TASK TO CARRY OUT ▸ Please output the whole listing below exactly as it is.

EXTRACTED ENTRIES ▸
★ ★ ★

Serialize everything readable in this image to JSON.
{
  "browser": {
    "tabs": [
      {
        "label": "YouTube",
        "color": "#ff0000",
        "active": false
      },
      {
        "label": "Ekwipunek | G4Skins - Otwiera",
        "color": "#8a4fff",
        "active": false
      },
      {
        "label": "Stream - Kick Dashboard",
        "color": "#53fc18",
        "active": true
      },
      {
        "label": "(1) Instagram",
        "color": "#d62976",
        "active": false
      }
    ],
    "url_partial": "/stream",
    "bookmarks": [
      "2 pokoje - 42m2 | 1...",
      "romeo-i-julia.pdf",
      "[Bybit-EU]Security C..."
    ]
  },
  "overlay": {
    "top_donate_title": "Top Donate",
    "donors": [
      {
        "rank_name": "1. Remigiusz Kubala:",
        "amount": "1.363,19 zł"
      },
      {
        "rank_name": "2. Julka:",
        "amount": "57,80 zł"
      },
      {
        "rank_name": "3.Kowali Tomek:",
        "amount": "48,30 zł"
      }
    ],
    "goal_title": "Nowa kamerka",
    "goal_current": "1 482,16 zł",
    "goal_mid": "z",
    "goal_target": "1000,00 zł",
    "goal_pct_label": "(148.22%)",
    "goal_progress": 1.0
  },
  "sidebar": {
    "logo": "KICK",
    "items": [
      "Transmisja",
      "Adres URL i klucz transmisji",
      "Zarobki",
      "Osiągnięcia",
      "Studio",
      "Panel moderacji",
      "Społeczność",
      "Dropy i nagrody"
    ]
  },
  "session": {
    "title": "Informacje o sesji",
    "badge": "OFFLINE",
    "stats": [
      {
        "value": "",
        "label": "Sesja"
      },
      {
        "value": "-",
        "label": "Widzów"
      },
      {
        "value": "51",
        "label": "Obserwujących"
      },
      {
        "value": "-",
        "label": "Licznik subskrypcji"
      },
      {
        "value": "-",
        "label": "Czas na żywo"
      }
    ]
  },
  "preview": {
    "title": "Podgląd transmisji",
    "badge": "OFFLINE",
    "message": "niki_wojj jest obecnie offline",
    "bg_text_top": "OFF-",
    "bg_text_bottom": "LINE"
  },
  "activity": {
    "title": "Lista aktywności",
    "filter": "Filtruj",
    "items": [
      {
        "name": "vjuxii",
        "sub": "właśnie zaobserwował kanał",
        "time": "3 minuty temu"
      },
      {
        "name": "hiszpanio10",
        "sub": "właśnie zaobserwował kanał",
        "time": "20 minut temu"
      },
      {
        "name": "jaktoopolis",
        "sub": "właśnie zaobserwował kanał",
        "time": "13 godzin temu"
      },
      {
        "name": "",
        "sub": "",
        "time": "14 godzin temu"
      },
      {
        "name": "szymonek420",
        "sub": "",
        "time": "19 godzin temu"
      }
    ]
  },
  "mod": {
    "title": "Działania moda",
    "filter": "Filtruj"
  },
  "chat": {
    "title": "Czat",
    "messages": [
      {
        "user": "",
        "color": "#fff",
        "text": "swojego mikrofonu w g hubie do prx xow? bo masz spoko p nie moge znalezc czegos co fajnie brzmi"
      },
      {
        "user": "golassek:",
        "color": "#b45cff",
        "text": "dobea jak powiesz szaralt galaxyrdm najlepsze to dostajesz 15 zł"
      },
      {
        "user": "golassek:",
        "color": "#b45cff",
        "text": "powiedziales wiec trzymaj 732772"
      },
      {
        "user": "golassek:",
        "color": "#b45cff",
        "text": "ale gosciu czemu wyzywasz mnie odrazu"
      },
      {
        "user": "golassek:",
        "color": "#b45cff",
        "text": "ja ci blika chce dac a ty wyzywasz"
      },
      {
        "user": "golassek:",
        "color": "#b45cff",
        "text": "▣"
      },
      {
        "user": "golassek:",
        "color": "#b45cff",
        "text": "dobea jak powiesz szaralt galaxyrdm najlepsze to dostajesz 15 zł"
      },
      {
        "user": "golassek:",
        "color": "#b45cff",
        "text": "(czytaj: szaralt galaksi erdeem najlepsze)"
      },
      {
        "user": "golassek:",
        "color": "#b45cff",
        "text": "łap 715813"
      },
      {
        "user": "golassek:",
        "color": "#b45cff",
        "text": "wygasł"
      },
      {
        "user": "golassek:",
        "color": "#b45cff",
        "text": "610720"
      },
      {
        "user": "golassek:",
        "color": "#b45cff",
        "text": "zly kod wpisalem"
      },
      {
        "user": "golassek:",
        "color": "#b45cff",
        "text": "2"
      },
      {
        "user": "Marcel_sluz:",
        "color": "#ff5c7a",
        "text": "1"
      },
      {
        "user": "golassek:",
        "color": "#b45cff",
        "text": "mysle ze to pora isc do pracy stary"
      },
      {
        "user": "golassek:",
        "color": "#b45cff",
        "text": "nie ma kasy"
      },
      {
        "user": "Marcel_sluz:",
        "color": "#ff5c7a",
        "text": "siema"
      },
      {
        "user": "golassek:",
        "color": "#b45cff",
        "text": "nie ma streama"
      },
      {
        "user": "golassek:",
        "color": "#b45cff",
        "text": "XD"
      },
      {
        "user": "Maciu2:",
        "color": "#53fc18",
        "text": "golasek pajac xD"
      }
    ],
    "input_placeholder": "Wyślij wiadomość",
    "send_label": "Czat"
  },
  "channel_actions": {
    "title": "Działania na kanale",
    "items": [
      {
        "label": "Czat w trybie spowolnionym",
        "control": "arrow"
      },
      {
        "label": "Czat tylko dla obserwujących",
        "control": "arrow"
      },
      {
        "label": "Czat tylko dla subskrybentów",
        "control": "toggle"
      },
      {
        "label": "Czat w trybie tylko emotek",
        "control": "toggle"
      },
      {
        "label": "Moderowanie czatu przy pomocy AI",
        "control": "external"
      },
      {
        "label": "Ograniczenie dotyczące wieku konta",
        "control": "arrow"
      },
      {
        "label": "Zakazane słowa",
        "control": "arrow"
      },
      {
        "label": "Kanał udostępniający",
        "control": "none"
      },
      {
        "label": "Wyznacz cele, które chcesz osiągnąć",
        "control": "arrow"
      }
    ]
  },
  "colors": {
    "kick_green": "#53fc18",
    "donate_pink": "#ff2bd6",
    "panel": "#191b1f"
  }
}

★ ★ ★

TASK ANSWER ▸
Serialize everything readable in this image to JSON.
{
  "browser": {
    "tabs": [
      {
        "label": "YouTube",
        "color": "#ff0000",
        "active": false
      },
      {
        "label": "Ekwipunek | G4Skins - Otwiera",
        "color": "#8a4fff",
        "active": false
      },
      {
        "label": "Stream - Kick Dashboard",
        "color": "#53fc18",
        "active": true
      },
      {
        "label": "(1) Instagram",
        "color": "#d62976",
        "active": false
      }
    ],
    "url_partial": "/stream",
    "bookmarks": [
      "2 pokoje - 42m2 | 1...",
      "romeo-i-julia.pdf",
      "[Bybit-EU]Security C..."
    ]
  },
  "overlay": {
    "top_donate_title": "Top Donate",
    "donors": [
      {
        "rank_name": "1. Remigiusz Kubala:",
        "amount": "1.363,19 zł"
      },
      {
        "rank_name": "2. Julka:",
        "amount": "57,80 zł"
      },
      {
        "rank_name": "3.Kowali Tomek:",
        "amount": "48,30 zł"
      }
    ],
    "goal_title": "Nowa kamerka",
    "goal_current": "1 482,16 zł",
    "goal_mid": "z",
    "goal_target": "1000,00 zł",
    "goal_pct_label": "(148.22%)",
    "goal_progress": 1.0
  },
  "sidebar": {
    "logo": "KICK",
    "items": [
      "Transmisja",
      "Adres URL i klucz transmisji",
      "Zarobki",
      "Osiągnięcia",
      "Studio",
      "Panel moderacji",
      "Społeczność",
      "Dropy i nagrody"
    ]
  },
  "session": {
    "title": "Informacje o sesji",
    "badge": "OFFLINE",
    "stats": [
      {
        "value": "",
        "label": "Sesja"
      },
      {
        "value": "-",
        "label": "Widzów"
      },
      {
        "value": "51",
        "label": "Obserwujących"
      },
      {
        "value": "-",
        "label": "Licznik subskrypcji"
      },
      {
        "value": "-",
        "label": "Czas na żywo"
      }
    ]
  },
  "preview": {
    "title": "Podgląd transmisji",
    "badge": "OFFLINE",
    "message": "niki_wojj jest obecnie offline",
    "bg_text_top": "OFF-",
    "bg_text_bottom": "LINE"
  },
  "activity": {
    "title": "Lista aktywności",
    "filter": "Filtruj",
    "items": [
      {
        "name": "vjuxii",
        "sub": "właśnie zaobserwował kanał",
        "time": "3 minuty temu"
      },
      {
        "name": "hiszpanio10",
        "sub": "właśnie zaobserwował kanał",
        "time": "20 minut temu"
      },
      {
        "name": "jaktoopolis",
        "sub": "właśnie zaobserwował kanał",
        "time": "13 godzin temu"
      },
      {
        "name": "",
        "sub": "",
        "time": "14 godzin temu"
      },
      {
        "name": "szymonek420",
        "sub": "",
        "time": "19 godzin temu"
      }
    ]
  },
  "mod": {
    "title": "Działania moda",
    "filter": "Filtruj"
  },
  "chat": {
    "title": "Czat",
    "messages": [
      {
        "user": "",
        "color": "#fff",
        "text": "swojego mikrofonu w g hubie do prx xow? bo masz spoko p nie moge znalezc czegos co fajnie brzmi"
      },
      {
        "user": "golassek:",
        "color": "#b45cff",
        "text": "dobea jak powiesz szaralt galaxyrdm najlepsze to dostajesz 15 zł"
      },
      {
        "user": "golassek:",
        "color": "#b45cff",
        "text": "powiedziales wiec trzymaj 732772"
      },
      {
        "user": "golassek:",
        "color": "#b45cff",
        "text": "ale gosciu czemu wyzywasz mnie odrazu"
      },
      {
        "user": "golassek:",
        "color": "#b45cff",
        "text": "ja ci blika chce dac a ty wyzywasz"
      },
      {
        "user": "golassek:",
        "color": "#b45cff",
        "text": "▣"
      },
      {
        "user": "golassek:",
        "color": "#b45cff",
        "text": "dobea jak powiesz szaralt galaxyrdm najlepsze to dostajesz 15 zł"
      },
      {
        "user": "golassek:",
        "color": "#b45cff",
        "text": "(czytaj: szaralt galaksi erdeem najlepsze)"
      },
      {
        "user": "golassek:",
        "color": "#b45cff",
        "text": "łap 715813"
      },
      {
        "user": "golassek:",
        "color": "#b45cff",
        "text": "wygasł"
      },
      {
        "user": "golassek:",
        "color": "#b45cff",
        "text": "610720"
      },
      {
        "user": "golassek:",
        "color": "#b45cff",
        "text": "zly kod wpisalem"
      },
      {
        "user": "golassek:",
        "color": "#b45cff",
        "text": "2"
      },
      {
        "user": "Marcel_sluz:",
        "color": "#ff5c7a",
        "text": "1"
      },
      {
        "user": "golassek:",
        "color": "#b45cff",
        "text": "mysle ze to pora isc do pracy stary"
      },
      {
        "user": "golassek:",
        "color": "#b45cff",
        "text": "nie ma kasy"
      },
      {
        "user": "Marcel_sluz:",
        "color": "#ff5c7a",
        "text": "siema"
      },
      {
        "user": "golassek:",
        "color": "#b45cff",
        "text": "nie ma streama"
      },
      {
        "user": "golassek:",
        "color": "#b45cff",
        "text": "XD"
      },
      {
        "user": "Maciu2:",
        "color": "#53fc18",
        "text": "golasek pajac xD"
      }
    ],
    "input_placeholder": "Wyślij wiadomość",
    "send_label": "Czat"
  },
  "channel_actions": {
    "title": "Działania na kanale",
    "items": [
      {
        "label": "Czat w trybie spowolnionym",
        "control": "arrow"
      },
      {
        "label": "Czat tylko dla obserwujących",
        "control": "arrow"
      },
      {
        "label": "Czat tylko dla subskrybentów",
        "control": "toggle"
      },
      {
        "label": "Czat w trybie tylko emotek",
        "control": "toggle"
      },
      {
        "label": "Moderowanie czatu przy pomocy AI",
        "control": "external"
      },
      {
        "label": "Ograniczenie dotyczące wieku konta",
        "control": "arrow"
      },
      {
        "label": "Zakazane słowa",
        "control": "arrow"
      },
      {
        "label": "Kanał udostępniający",
        "control": "none"
      },
      {
        "label": "Wyznacz cele, które chcesz osiągnąć",
        "control": "arrow"
      }
    ]
  },
  "colors": {
    "kick_green": "#53fc18",
    "donate_pink": "#ff2bd6",
    "panel": "#191b1f"
  }
}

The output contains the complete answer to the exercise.